Threats to animal and human domains

Numerous examples point to the critical need to address these threats, including:

  • The spread of HIV-AIDS, a zoonotic disease with its origin in non-human primates, which has had a severe impact on life expectancy and human health, especially in Africa.10

  • The incursion of West Nile Virus in 1999, and SARS and monkeypox in the US in 2003—although none of these had ever been found in the Western Hemisphere in prior years.

  • The infection of over 1.5 million individuals in the US by West Nile Virus, as well as countless horses and birds, permanently changed the landscape of human and animal medicine in this country.

  • The emergence of Bovine Spongiform Encephalopathy (BSE), now recognized as a disease produced by an aberrant protein, has changed the standards of global agricultural trade as well as how cattle are fed. This disease is also recognized as a food-borne human pathogen producing new variant Creutzfeld-Jakob Disease (VCJD) in humans.

  • The incidence in livestock of the highly contagious Foot and Mouth Disease (FMD). Trade consequences from an FMD introduction into the United States include projected losses at more than $37 Billion to the US economy.b While it is typically not associated with human disease, the psychological consequences of introduction of FMD in the US could range from food safety fears by the public, to severe distress of livestock producers and other areas impacted directly or indirectly by an outbreak.

  • Some disease conditions that affect only animals still have wide consequences on human health.

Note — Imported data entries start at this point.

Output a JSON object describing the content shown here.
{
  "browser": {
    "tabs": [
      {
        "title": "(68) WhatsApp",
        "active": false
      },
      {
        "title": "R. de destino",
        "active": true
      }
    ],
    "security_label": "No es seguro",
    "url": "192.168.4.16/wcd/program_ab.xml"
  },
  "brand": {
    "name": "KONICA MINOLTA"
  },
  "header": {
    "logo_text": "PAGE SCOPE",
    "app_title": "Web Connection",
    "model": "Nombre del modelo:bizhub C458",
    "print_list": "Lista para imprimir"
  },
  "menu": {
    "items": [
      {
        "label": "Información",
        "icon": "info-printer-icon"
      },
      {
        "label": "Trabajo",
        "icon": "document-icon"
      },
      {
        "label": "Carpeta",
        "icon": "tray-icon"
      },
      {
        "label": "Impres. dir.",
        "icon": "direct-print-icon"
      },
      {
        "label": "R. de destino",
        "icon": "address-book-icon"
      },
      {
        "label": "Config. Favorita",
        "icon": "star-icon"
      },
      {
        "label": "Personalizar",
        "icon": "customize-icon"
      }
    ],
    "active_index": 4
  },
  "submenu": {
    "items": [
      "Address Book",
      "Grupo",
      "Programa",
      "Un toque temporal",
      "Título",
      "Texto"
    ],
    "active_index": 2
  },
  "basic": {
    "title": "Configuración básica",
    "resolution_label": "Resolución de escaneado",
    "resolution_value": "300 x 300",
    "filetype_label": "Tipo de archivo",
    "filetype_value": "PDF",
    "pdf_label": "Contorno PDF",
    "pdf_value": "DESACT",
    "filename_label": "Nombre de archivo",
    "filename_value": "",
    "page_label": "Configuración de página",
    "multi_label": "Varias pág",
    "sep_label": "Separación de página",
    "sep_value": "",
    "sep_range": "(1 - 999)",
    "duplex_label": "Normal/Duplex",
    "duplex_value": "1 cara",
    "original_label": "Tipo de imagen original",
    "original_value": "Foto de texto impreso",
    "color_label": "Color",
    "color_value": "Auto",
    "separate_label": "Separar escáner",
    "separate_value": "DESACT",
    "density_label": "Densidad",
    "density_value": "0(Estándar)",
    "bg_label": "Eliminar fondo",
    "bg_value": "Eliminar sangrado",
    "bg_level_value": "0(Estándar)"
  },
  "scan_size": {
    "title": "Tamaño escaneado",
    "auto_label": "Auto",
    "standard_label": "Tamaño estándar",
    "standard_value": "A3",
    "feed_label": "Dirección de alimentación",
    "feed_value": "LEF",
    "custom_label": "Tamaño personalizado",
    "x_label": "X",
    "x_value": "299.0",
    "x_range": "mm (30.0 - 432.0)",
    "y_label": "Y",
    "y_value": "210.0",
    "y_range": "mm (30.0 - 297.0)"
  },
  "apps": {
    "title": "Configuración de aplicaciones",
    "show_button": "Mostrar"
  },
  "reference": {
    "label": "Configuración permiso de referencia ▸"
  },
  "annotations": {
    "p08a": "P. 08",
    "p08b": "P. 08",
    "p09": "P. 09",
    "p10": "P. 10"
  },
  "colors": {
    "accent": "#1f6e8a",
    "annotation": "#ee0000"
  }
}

For example, while Porcine Reproductive and Respiratory Syndrome (PRRS) affects only swine, the vast number of swine deaths caused by PRRS outbreaks has had major consequences on the food supply chain and on the economies of swine-producing countries.11

  • The major decline in amphibian population worldwide being caused by the fungal disease chytridiomycosis that is threatening biodiversity and ecosystem sustainability.

  • The death each year of 1.5 million people, mostly of whom are children, from diarrheal diseases—many of which are transmitted through water-borne and food-borne sources.

The words of Dr. Gro Harlem Brundtland, former director of the World Health Organization (WHO), were indeed prophetic. In her speech12 at the United Nations Global Leadership Awards on April 19, 2001, she stated that in a modern world, bacteria and viruses travel almost as fast as money. With globalization, a single microbial sea washes over all humankind and there are no health sanctions.12 In actuality, that sea washes not over just all humankind, but also across all animal and environmental domains.

Beyond infectious diseases, it is important to note that "noncommunicable" conditions and risks are crossing species and adversely affecting both animal and human health. Examples include obesity and exposure to secondhand tobacco smoke among pets, pet-owners, and their children.

There is nothing on the horizon to suggest that any of these factors are abating. In fact, these factors are likely to accelerate in intensity and complexity, and will surely create consequences and implications of unprecedented scope and scale and global economic devastation much greater than any previous time in history. By adopting the tenets of One Health, we can devise integrated strategies to control that sea and prevent these threats from crossing domains.

 
b. Newcomb J. Economic analysis of impacts of Avian Influenza, SARS, FMD and other infectious disease outbreaks (workshop presentation). Beyond Zoonoses: One World–One Health, Bangkok, Thailand, November 2004.